• Requirement:
Starting at the line that contains "Extract the structured", set down each line exactly until the records end, keeping both ends and adding nothing.

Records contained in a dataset
::::::::
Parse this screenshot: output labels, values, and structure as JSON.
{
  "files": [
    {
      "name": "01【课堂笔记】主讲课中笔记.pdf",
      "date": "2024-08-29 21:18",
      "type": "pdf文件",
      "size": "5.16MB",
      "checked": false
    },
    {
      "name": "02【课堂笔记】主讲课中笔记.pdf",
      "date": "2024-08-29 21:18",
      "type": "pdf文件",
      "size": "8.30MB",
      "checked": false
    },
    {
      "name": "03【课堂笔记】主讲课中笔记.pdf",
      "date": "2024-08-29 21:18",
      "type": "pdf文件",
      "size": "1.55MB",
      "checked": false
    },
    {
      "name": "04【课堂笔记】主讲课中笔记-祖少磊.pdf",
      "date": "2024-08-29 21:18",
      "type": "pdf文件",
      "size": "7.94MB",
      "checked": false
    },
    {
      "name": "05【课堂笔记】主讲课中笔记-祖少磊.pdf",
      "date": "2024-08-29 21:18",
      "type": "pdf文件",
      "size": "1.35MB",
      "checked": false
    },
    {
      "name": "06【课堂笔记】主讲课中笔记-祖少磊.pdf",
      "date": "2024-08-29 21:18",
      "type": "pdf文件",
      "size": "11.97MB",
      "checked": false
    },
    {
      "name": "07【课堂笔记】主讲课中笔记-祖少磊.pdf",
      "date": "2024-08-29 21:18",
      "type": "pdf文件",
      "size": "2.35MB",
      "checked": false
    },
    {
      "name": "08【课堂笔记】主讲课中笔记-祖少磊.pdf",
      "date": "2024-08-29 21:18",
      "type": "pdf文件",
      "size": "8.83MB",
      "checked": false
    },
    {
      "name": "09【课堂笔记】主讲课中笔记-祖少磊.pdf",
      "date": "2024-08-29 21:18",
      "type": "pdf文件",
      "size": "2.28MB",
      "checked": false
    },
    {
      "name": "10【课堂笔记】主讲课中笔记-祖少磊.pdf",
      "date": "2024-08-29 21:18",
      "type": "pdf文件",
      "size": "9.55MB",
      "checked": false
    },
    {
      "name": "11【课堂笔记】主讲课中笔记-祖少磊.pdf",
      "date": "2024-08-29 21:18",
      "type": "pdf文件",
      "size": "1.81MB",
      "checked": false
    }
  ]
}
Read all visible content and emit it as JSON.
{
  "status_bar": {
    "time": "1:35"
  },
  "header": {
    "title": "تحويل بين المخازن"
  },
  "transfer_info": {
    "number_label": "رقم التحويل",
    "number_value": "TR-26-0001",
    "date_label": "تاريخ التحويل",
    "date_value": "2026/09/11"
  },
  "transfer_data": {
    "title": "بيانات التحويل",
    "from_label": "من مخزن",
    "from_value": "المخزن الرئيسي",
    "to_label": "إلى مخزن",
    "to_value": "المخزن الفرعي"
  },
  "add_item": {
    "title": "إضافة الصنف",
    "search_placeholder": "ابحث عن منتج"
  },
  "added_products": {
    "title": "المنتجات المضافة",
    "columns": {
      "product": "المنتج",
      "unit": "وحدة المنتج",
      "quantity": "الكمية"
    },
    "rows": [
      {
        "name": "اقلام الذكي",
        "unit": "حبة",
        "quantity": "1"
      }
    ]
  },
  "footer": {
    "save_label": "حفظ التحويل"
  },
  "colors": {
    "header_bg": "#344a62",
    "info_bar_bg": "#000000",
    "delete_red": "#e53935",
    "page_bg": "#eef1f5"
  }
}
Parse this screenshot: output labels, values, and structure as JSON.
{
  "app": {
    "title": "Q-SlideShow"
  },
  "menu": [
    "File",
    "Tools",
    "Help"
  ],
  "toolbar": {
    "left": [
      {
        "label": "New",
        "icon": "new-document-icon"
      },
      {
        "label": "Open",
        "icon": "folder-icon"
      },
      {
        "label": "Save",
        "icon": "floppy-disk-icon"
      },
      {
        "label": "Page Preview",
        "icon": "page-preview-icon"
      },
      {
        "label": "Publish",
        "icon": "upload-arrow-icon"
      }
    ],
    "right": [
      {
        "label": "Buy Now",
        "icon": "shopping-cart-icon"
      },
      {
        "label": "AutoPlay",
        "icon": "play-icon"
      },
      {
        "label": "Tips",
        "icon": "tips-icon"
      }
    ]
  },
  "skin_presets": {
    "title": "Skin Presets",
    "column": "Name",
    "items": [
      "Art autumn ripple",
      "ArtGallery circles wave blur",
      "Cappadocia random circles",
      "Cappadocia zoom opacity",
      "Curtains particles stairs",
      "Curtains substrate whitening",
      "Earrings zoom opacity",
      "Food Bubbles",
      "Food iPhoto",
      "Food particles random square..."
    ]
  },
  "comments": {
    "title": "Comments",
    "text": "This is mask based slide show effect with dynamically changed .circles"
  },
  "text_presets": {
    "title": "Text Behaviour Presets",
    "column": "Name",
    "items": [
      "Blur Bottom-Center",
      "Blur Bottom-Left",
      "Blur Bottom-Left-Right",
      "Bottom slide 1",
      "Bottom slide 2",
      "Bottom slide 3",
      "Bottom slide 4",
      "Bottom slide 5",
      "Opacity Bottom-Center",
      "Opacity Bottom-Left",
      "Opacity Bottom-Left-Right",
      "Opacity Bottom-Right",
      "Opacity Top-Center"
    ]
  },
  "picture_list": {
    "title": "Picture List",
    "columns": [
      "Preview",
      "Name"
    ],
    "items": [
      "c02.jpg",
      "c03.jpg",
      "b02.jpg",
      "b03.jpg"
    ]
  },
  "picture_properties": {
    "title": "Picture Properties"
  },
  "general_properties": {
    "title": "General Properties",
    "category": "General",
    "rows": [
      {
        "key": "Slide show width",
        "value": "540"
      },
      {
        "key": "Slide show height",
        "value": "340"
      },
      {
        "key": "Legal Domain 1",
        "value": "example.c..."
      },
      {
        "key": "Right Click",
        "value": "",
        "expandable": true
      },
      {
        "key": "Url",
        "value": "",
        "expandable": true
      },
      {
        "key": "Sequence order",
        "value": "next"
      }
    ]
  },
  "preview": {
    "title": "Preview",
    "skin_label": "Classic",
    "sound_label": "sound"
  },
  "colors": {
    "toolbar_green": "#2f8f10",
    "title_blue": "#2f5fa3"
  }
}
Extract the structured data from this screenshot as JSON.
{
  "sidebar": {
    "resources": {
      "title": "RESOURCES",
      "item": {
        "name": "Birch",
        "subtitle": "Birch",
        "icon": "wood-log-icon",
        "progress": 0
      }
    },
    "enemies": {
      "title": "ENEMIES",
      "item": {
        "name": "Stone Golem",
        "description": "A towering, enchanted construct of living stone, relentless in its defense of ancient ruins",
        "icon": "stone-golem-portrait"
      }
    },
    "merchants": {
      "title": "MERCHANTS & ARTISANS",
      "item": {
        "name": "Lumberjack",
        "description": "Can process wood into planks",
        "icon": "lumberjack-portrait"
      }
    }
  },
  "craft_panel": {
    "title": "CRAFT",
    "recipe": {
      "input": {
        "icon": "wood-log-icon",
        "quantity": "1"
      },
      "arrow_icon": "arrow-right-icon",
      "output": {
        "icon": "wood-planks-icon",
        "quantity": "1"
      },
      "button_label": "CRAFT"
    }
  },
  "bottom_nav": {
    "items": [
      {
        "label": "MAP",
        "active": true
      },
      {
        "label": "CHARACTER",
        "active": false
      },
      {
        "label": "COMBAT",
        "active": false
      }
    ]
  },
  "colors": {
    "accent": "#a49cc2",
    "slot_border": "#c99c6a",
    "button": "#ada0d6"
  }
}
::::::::
• Your solution:
Extract the structured data from this screenshot as JSON.
{
  "sidebar": {
    "resources": {
      "title": "RESOURCES",
      "item": {
        "name": "Birch",
        "subtitle": "Birch",
        "icon": "wood-log-icon",
        "progress": 0
      }
    },
    "enemies": {
      "title": "ENEMIES",
      "item": {
        "name": "Stone Golem",
        "description": "A towering, enchanted construct of living stone, relentless in its defense of ancient ruins",
        "icon": "stone-golem-portrait"
      }
    },
    "merchants": {
      "title": "MERCHANTS & ARTISANS",
      "item": {
        "name": "Lumberjack",
        "description": "Can process wood into planks",
        "icon": "lumberjack-portrait"
      }
    }
  },
  "craft_panel": {
    "title": "CRAFT",
    "recipe": {
      "input": {
        "icon": "wood-log-icon",
        "quantity": "1"
      },
      "arrow_icon": "arrow-right-icon",
      "output": {
        "icon": "wood-planks-icon",
        "quantity": "1"
      },
      "button_label": "CRAFT"
    }
  },
  "bottom_nav": {
    "items": [
      {
        "label": "MAP",
        "active": true
      },
      {
        "label": "CHARACTER",
        "active": false
      },
      {
        "label": "COMBAT",
        "active": false
      }
    ]
  },
  "colors": {
    "accent": "#a49cc2",
    "slot_border": "#c99c6a",
    "button": "#ada0d6"
  }
}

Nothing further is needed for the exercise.